### Work to be completed
Return the data below in full and exactly, except that the pictures are dropped.

** Records for this exercise follows **

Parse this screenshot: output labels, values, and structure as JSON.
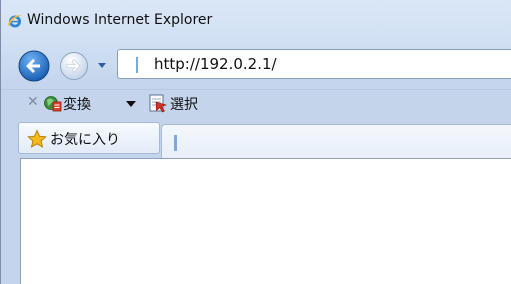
{
  "window": {
    "title": "Windows Internet Explorer"
  },
  "navigation": {
    "back_icon": "back-arrow-icon",
    "forward_icon": "forward-arrow-icon",
    "address": "http://192.0.2.1/"
  },
  "command_bar": {
    "convert_label": "変換",
    "select_label": "選択"
  },
  "favorites": {
    "label": "お気に入り"
  },
  "colors": {
    "chrome_bg": "#d2e1f4",
    "back_button": "#1a5fb4",
    "accent_caret": "#7aa9e0",
    "star": "#f4b81e"
  }
}
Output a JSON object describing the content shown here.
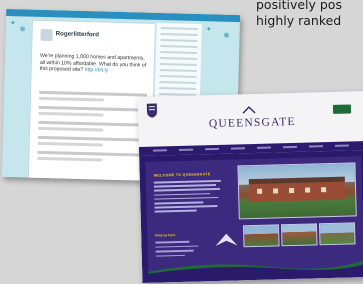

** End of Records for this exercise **

### Answer section
Parse this screenshot: output labels, values, and structure as JSON.
{
  "window": {
    "title": "Windows Internet Explorer"
  },
  "navigation": {
    "back_icon": "back-arrow-icon",
    "forward_icon": "forward-arrow-icon",
    "address": "http://192.0.2.1/"
  },
  "command_bar": {
    "convert_label": "変換",
    "select_label": "選択"
  },
  "favorites": {
    "label": "お気に入り"
  },
  "colors": {
    "chrome_bg": "#d2e1f4",
    "back_button": "#1a5fb4",
    "accent_caret": "#7aa9e0",
    "star": "#f4b81e"
  }
}
Output a JSON object describing the content shown here.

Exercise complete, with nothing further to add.